Blaming the entire situation on attempts to let poor people have access to affordable housing is an execrable attempt by some sectors to avoid taking responsibilty for the mad speculation and rampant recklessness of people and institutions who waded into the mess with their eyes closed.

Their is a modicum of truth that the initial impetus for some less than secure loans were the result of the actions of Congress to provide more housing to more people. The claim that that was the foundation and cause of the whole mess is bullshit. Card’s further claims about virtuous Republicans, malicious or foolish Democrats, and willfully blind news outlets is nothing more than a one-sided hatchet job that looks like it was written by the Office of Special Projects once they got done lying us into Iraq. This is not to say that Democrats and the news media are innocent victims, but they were as blindsided by events as the financial institutions that took the losses. Claims that the Republican really wanted to do the right thing, but were blocked by the Democrats contain no more truth. Everyone involved bears some measure of culpability.

He doesn’t have any journalistic credentials. He is not a journalist and has never claimed to be. There is a difference between being a columnist and being a journalist.

Card is a popular science fiction writer. His most well known books are the Ender’s Game novels. He has no special expertise in economics, and his column reads to me like the standard, right wing bloviating you’d hear on any afternoon radio show.

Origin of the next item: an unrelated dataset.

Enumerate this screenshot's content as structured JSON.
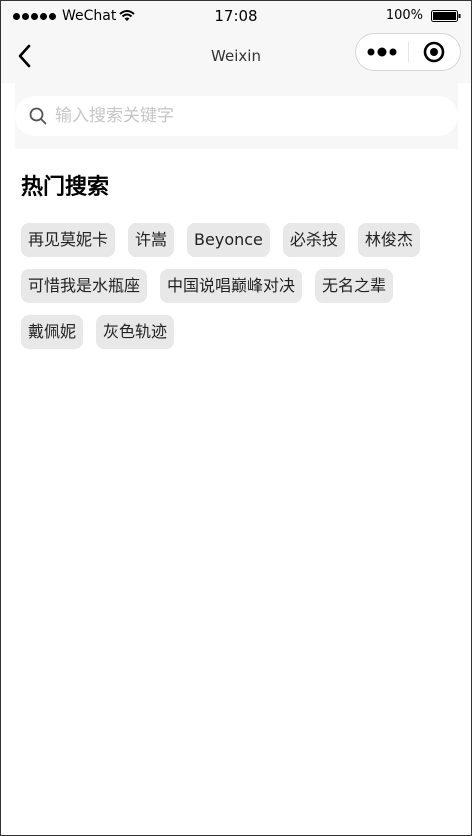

Correction: Card is a SURPRISINGLY popular SF writer.

His opinion holds no more weight than that of any other of THOUSANDS of bad SF writers, or, to place it more plainly, any of any number of Homespun Writers, whose opinions end up in the filler pages of any number of Free Podunk Shopper Weekly’s. Whose readers are FAR more interested in the TRUE FACTS than ANYTHING sponsored by the local funeral home.

I’ve seen people bring up the attempts by Republicans (specifically, the White House) to establish oversight and warnings by Greenspan, all being rejected by Dodd. This seems like a rather bold lie if it is one, so my guess would be that it’s true but…there’s some sort of mitigating factor X: Just as many Republicans supported Mac & Mae or Just as many Democrats challenged Dodd, etc. Might I ask precisely what mitigating factors there are on the Democratic side, in regards to this challenge? Or if it is a bald lie, could you provide some sort of cite to that effect?

Rush Limbaugh thought so too and read Orson Scott Card’s column aloud on his show.

At any rate, please correct me if I am mistaken, but didn’t Greenspan testify just yesterday that he had been somewhat wrong in his insistence on deregulation?

I ain’t a player, I just invest a lot!

Thank you, tomndebb for the in detail response. I kinda figured that this was pretty much BS, but I wanted to see if we could probe a little deeper. I realize it’s a complex issue, but I was curious as to the complicity of our elected officials in this whole mess.

SageRat’s post addresses this, I’d like to see if anyone is familiar with the situation re: Dodd and his supposed reluctance to “acknowledge anything was wrong until the bitter end”.

This article by Daniel Gross seems apt:

The original lofty stated goal was to get more of the working poor into homes. These people were not inherently bad risks* but with virtually all income going to rent, food, transportation, and health care; it was near impossible to save a down payment.

By relaxing the down payment requirement; total outlays for P,I,&T was often less than rent and the people could maintain CONVENTIONAL mortgage payments.

As noted in Tomdebb (sp), the loopholes were exploited in fashions not originally envisioned. Exotic packages with no principle, balloon payments, adjustable rates, and the like were marketed along with outsized homes to ever more risky clients. Contributions to legislators from vested interests and perhaps snark//tips on hot hedge funds//snark helped calm the legislative waters. The stock market running up (see dot com boom) based on all the HOT paper being passed ensured cautious voices were not herd over the stampede.

*During early years of the relaxed programs, loan default rates were unremarkable. Evidence from micro-loan programs in third world countries also indicates working poor are statistically not worse than existing customers.